One line that defenders of Trump have hammered on is the idea that the President has the right to face the whistleblower.

“Every American has the right to confront their accuser,” Sen. Lindsey Graham, a South Carolina Republican, said on CBS on September 29. The same day, Trump wrote that “like every American, I deserve to meet my accuser.

On Twitter, Sen. Rand Paul noted Tuesday that “(e)nshrined in the 6th Amendment is the right to confront your accuser.” The Kentucky Republican went on to write that the “Bill of Rights require accusers” to face the accused, insinuating – along with other Trump defenders – that the President has a right to meet the whistleblower.

So does the Sixth Amendment require the whistleblower to face Trump?

Facts First: The short answer is no. The Sixth Amendment specifically covers criminal proceedings. The impeachment inquiry is a political process, not a criminal case.

The amendment clearly defines what proceedings it covers. “In all criminal prosecutions,” it states at the beginning, going on to say that the accused has the right “to be confronted with the witnesses against him.”

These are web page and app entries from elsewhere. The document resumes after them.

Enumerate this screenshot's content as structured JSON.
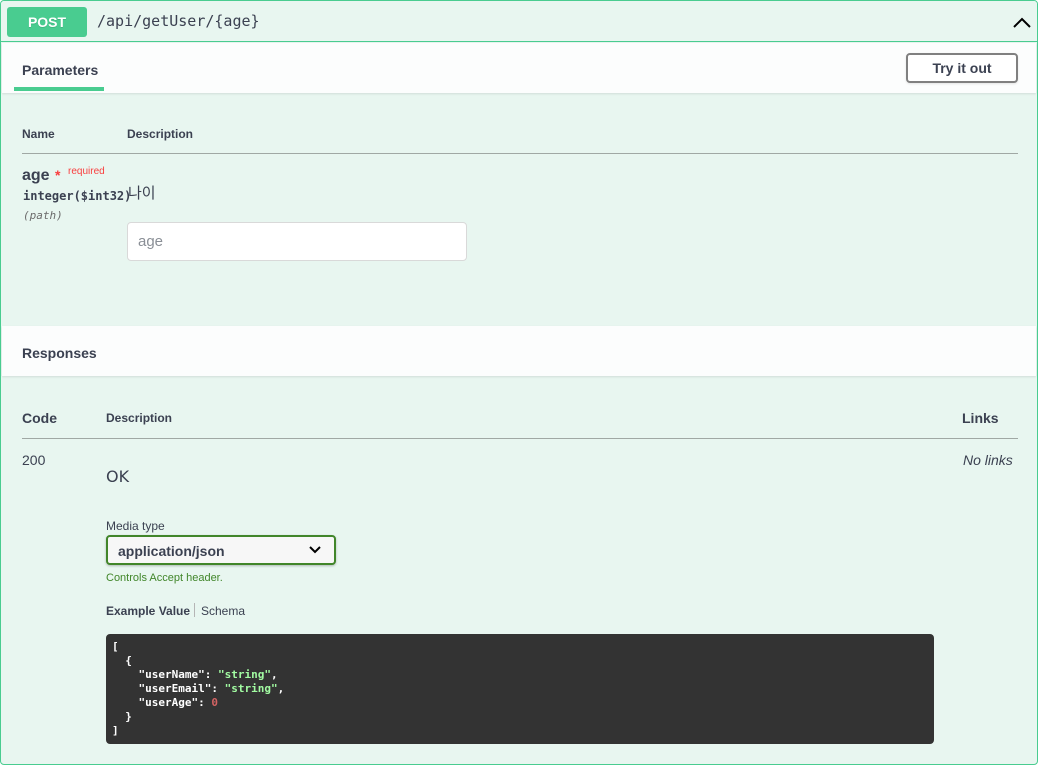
{
  "operation": {
    "method": "POST",
    "path": "/api/getUser/{age}",
    "method_color": "#49cc90"
  },
  "parameters": {
    "tab_label": "Parameters",
    "try_button": "Try it out",
    "headers": {
      "name": "Name",
      "description": "Description"
    },
    "items": [
      {
        "name": "age",
        "required_mark": "*",
        "required_label": "required",
        "type": "integer($int32)",
        "location": "(path)",
        "description": "나이",
        "input_placeholder": "age"
      }
    ]
  },
  "responses": {
    "title": "Responses",
    "headers": {
      "code": "Code",
      "description": "Description",
      "links": "Links"
    },
    "items": [
      {
        "code": "200",
        "description": "OK",
        "links": "No links",
        "media_type_label": "Media type",
        "media_type_value": "application/json",
        "controls_note": "Controls Accept header.",
        "example_tab": "Example Value",
        "schema_tab": "Schema",
        "example": {
          "open_bracket": "[",
          "open_brace": "{",
          "fields": [
            {
              "key": "\"userName\"",
              "value": "\"string\"",
              "kind": "string",
              "comma": ","
            },
            {
              "key": "\"userEmail\"",
              "value": "\"string\"",
              "kind": "string",
              "comma": ","
            },
            {
              "key": "\"userAge\"",
              "value": "0",
              "kind": "number",
              "comma": ""
            }
          ],
          "close_brace": "}",
          "close_bracket": "]"
        }
      }
    ]
  },
  "icons": {
    "collapse": "chevron-up-icon",
    "select": "chevron-down-icon"
  },
  "colors": {
    "accent": "#49cc90",
    "required": "#f93e3e",
    "media_border": "#41862a",
    "code_bg": "#333333",
    "string": "#a2fca2",
    "number": "#d36363"
  }
}
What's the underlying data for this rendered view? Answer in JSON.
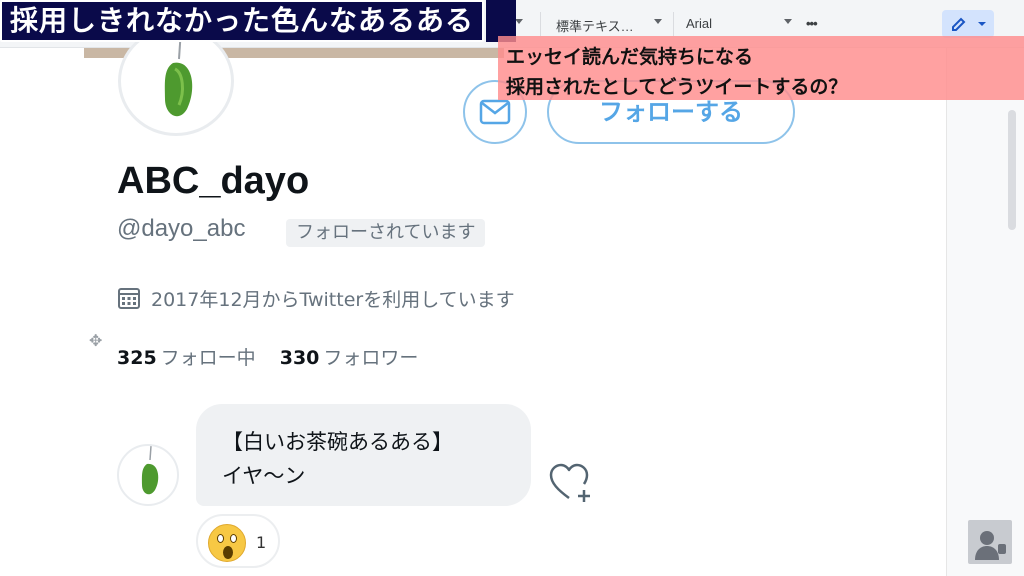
{
  "toolbar": {
    "zoom_suffix": "%",
    "style_select": "標準テキス…",
    "font_select": "Arial",
    "more": "•••"
  },
  "title_overlay": "採用しきれなかった色んなあるある",
  "comment_overlay": {
    "line1": "エッセイ読んだ気持ちになる",
    "line2": "採用されたとしてどうツイートするの？"
  },
  "profile": {
    "display_name": "ABC_dayo",
    "handle": "@dayo_abc",
    "follows_you": "フォローされています",
    "joined": "2017年12月からTwitterを利用しています",
    "following_count": "325",
    "following_label": "フォロー中",
    "followers_count": "330",
    "followers_label": "フォロワー",
    "follow_button": "フォローする"
  },
  "tweet": {
    "line1": "【白いお茶碗あるある】",
    "line2": "イヤ〜ン",
    "reaction_count": "1"
  },
  "icons": {
    "mail": "mail-icon",
    "calendar": "calendar-icon",
    "heart": "heart-add-icon",
    "pencil": "pencil-icon",
    "avatar": "green-leaf-charm"
  },
  "colors": {
    "title_bg": "#0a0a4a",
    "comment_bg": "#ff8c8c",
    "follow_blue": "#55a6e6",
    "muted_text": "#66727d"
  }
}
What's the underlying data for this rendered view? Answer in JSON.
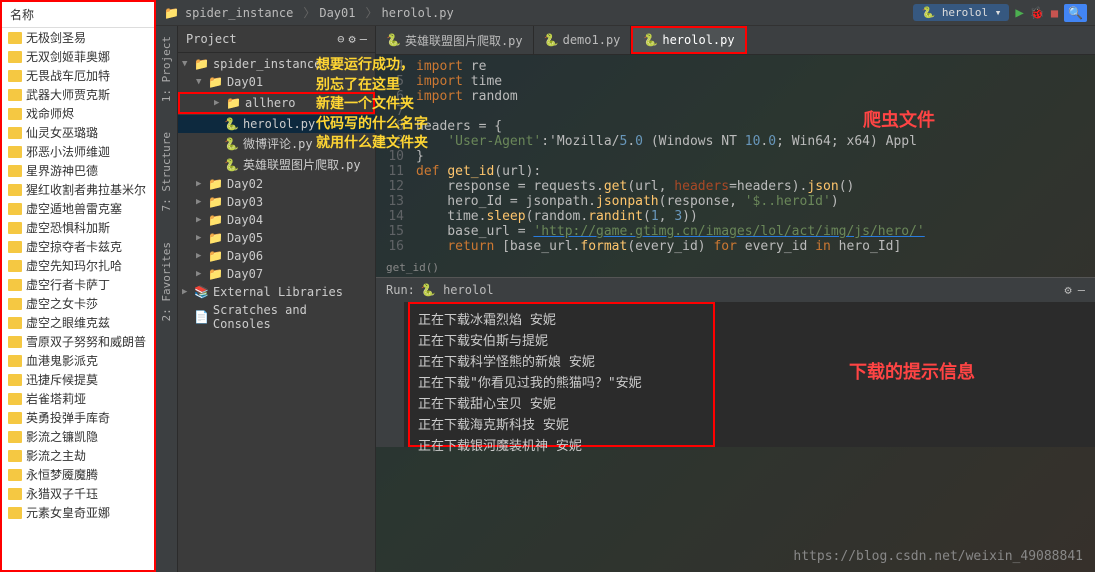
{
  "explorer": {
    "header": "名称",
    "items": [
      "无极剑圣易",
      "无双剑姬菲奥娜",
      "无畏战车厄加特",
      "武器大师贾克斯",
      "戏命师烬",
      "仙灵女巫璐璐",
      "邪恶小法师维迦",
      "星界游神巴德",
      "猩红收割者弗拉基米尔",
      "虚空遁地兽雷克塞",
      "虚空恐惧科加斯",
      "虚空掠夺者卡兹克",
      "虚空先知玛尔扎哈",
      "虚空行者卡萨丁",
      "虚空之女卡莎",
      "虚空之眼维克兹",
      "雪原双子努努和威朗普",
      "血港鬼影派克",
      "迅捷斥候提莫",
      "岩雀塔莉垭",
      "英勇投弹手库奇",
      "影流之镰凯隐",
      "影流之主劫",
      "永恒梦魇魔腾",
      "永猎双子千珏",
      "元素女皇奇亚娜"
    ]
  },
  "breadcrumbs": [
    "spider_instance",
    "Day01",
    "herolol.py"
  ],
  "run_config": "herolol",
  "left_tabs": [
    "1: Project",
    "7: Structure",
    "2: Favorites"
  ],
  "project_panel": {
    "title": "Project",
    "tree": [
      {
        "label": "spider_instance",
        "type": "folder",
        "indent": 0,
        "arrow": "▼"
      },
      {
        "label": "Day01",
        "type": "folder",
        "indent": 1,
        "arrow": "▼"
      },
      {
        "label": "allhero",
        "type": "folder",
        "indent": 2,
        "arrow": "▶",
        "boxed": true
      },
      {
        "label": "herolol.py",
        "type": "py",
        "indent": 2,
        "sel": true
      },
      {
        "label": "微博评论.py",
        "type": "py",
        "indent": 2
      },
      {
        "label": "英雄联盟图片爬取.py",
        "type": "py",
        "indent": 2
      },
      {
        "label": "Day02",
        "type": "folder",
        "indent": 1,
        "arrow": "▶"
      },
      {
        "label": "Day03",
        "type": "folder",
        "indent": 1,
        "arrow": "▶"
      },
      {
        "label": "Day04",
        "type": "folder",
        "indent": 1,
        "arrow": "▶"
      },
      {
        "label": "Day05",
        "type": "folder",
        "indent": 1,
        "arrow": "▶"
      },
      {
        "label": "Day06",
        "type": "folder",
        "indent": 1,
        "arrow": "▶"
      },
      {
        "label": "Day07",
        "type": "folder",
        "indent": 1,
        "arrow": "▶"
      },
      {
        "label": "External Libraries",
        "type": "lib",
        "indent": 0,
        "arrow": "▶"
      },
      {
        "label": "Scratches and Consoles",
        "type": "scratch",
        "indent": 0
      }
    ]
  },
  "tabs": [
    {
      "label": "英雄联盟图片爬取.py",
      "active": false
    },
    {
      "label": "demo1.py",
      "active": false
    },
    {
      "label": "herolol.py",
      "active": true
    }
  ],
  "code_lines": [
    {
      "n": 4,
      "content": "import re"
    },
    {
      "n": 5,
      "content": "import time"
    },
    {
      "n": 6,
      "content": "import random"
    },
    {
      "n": 7,
      "content": ""
    },
    {
      "n": 8,
      "content": "headers = {"
    },
    {
      "n": 9,
      "content": "    'User-Agent':'Mozilla/5.0 (Windows NT 10.0; Win64; x64) Appl"
    },
    {
      "n": 10,
      "content": "}"
    },
    {
      "n": 11,
      "content": "def get_id(url):"
    },
    {
      "n": 12,
      "content": "    response = requests.get(url, headers=headers).json()"
    },
    {
      "n": 13,
      "content": "    hero_Id = jsonpath.jsonpath(response, '$..heroId')"
    },
    {
      "n": 14,
      "content": "    time.sleep(random.randint(1, 3))"
    },
    {
      "n": 15,
      "content": "    base_url = 'http://game.gtimg.cn/images/lol/act/img/js/hero/'"
    },
    {
      "n": 16,
      "content": "    return [base_url.format(every_id) for every_id in hero_Id]"
    }
  ],
  "editor_breadcrumb": "get_id()",
  "annotations": {
    "yellow": "想要运行成功，\n别忘了在这里\n新建一个文件夹\n代码写的什么名字\n就用什么建文件夹",
    "red1": "爬虫文件",
    "red2": "下载的提示信息"
  },
  "run": {
    "label": "Run:",
    "name": "herolol",
    "output": [
      "正在下载冰霜烈焰  安妮",
      "正在下载安伯斯与提妮",
      "正在下载科学怪熊的新娘  安妮",
      "正在下载\"你看见过我的熊猫吗？\"安妮",
      "正在下载甜心宝贝  安妮",
      "正在下载海克斯科技  安妮",
      "正在下载银河魔装机神  安妮"
    ]
  },
  "watermark": "https://blog.csdn.net/weixin_49088841"
}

Steve Vladeck, a Supreme Court analyst for CNN and professor at the University of Texas law school, says invoking the Sixth Amendment to suggest that Trump has the right to face the whistleblower “is so wrong as to be embarrassing.”

“The text of the Sixth Amendment literally limits its applicability to criminal prosecutions,” Vladeck said. “Impeachment is not a criminal prosecution.”

“There is no debate,” Vladeck continued, “there is no division on the Supreme Court about this, there is no meaningful room for disagreement, this is just flat wrong.” He also noted that the amendment does not afford the accused an absolute right to face everyone who contributed to the investigation.

Republicans can use the Sixth Amendment as a rhetorical device, suggesting that the President should be able to meet his accuser. But claiming he has the right to do so is false.